Now about those Euonymus alatus: they will reach 15' x 15' fairly quickly if you don't prune them. Just think about how many other shrubs you could fit into their places...
Sally, I haven't ever seen a Viburnum trilobum anything before. I like it.
Has it had better color in previous years? I ask because some of my plants are underwhelming this year. My Hamamelis vernalis usually has stunning yellow leaves, but this year most of them just turned brown, and my Acer rubrum 'Red Sunset' had no red leaves.
Man, I never thought I'd hear so much stuff about my E. A...LOL, it's quite funny. Anyway, they are right next to my neighbor's E. A. too. You guys are too much fun!
I will miss mine, but David is just SO happy to be rid of them. The last one to go was there for probably 30 years, but I don't think it approached 15 feet. It did do a number on the retaining wall, though. Loved the fall colors, but we sure did get an abundance of volunteers.
A development 2 streets over has hedgerows of them.
Billy Wells was my 2nd grade nemesis. Such a mean dumb boy. Does every body have specific memories of these early experiences with meanness? I guess school IS often the first place you get stuck with people who aren't nice, besides your siblings.
Yeah critter, I meant I find tons of tiny red maple seedlings but they never seem to get past a few leaves.
Lol...I have many experiences with childhood meanness. It wasn't until about 11th grade when I stopped becoming the butt of jokes. Ironically, that was also the time when I stopped caring...
Wow, Seq, I'm sorry to hear that. I bet they stopped teasing you because you didn't let them get to you any more. Karma will get them.
I'm with Muddy - I like to think karma will get them in the long run. What goes around comes around. I was neither in with the popular crowd nor picked on either. I think of myself as always in the background.
LOL Pat, it looks like David is finally getting control over all those beautiful "thugs" he inherited when you guys got together...
Oh well, past is past, it's not like I was getting wedgies everyday or anything...LOL
Always being the tallest in elementary school(yep, including the boys) I was never physically picked on, but had some nicknames. At my 40th high school reunion, some of the guys actually apologized for calling me those names. I had always kind of figured those names were terms of endearment and they didn't really bother me. LOL

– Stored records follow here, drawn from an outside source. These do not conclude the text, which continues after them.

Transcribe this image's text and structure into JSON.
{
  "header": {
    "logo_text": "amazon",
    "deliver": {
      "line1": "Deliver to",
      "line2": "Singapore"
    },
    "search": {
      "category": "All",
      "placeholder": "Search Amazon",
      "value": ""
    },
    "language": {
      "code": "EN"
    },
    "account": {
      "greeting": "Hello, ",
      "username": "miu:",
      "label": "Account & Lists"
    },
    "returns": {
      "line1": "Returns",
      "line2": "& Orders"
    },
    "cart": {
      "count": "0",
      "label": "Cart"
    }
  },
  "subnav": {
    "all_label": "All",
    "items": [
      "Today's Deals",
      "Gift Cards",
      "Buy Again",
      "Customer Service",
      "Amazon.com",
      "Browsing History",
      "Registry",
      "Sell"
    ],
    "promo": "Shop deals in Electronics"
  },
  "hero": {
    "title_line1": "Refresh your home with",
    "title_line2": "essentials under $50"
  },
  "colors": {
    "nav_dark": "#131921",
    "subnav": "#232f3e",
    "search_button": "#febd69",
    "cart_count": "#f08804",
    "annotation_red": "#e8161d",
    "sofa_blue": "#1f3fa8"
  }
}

Ugh....kids are terrible aren't they? There was this geeky girl in junior high and a lot of people called her a name and we all though it was hilarious. She also went along with it because she enjoyed having a 'special' nickname. That is until she found out the meaning of said name, then she was super upset and offended. It went on for a good several months before she figured it out though. Terrible, terrible. I totally understand the whole bullying campaign out there now.
A view from the kitchen window just now. I love the Coppertina and the kousa dogwood and the amsonia hubrechtii.
That is a nice view! Amsonia hubrechtii is hard to photograph, isn't it? It's always moving in the wind.
I'm waiting for my amsonia to get full like that!
Was thinking as I drove my route this afternoon of the incredible pallet of fall leaf colors and how kids in school would collect leaves and make a book...and then I spied the biggest tree leaf I have ever seen 30 inches long by 18 inches wide. Big Leaf Magnolia - Magnolia macrophylla Neat native tree.
Coleup, how cool! One of our former contributors found one in Catonsville, my old stomping grounds, and I had to find it. It has seedlings (I don't think they could be suckers) around it. It's in the woods of CCC, which used to be an estate. So we guessed it could have been planted. But your find makes me think it is still within its natural range. You'll have to tell me sometime where this one is. I'd love to see them bloom. The one I already know of is tall and thin, inside other trees, any bloom would be way overhead.
Kinder Park has another native deciduous magnolia, not Bigleaf, but leaves a good foot long.
I love learning about our woods and discovering its not all a uniform solid mass of a couple known (to me) species)
I remember making leaf books or ironing them between sheets of wax paper.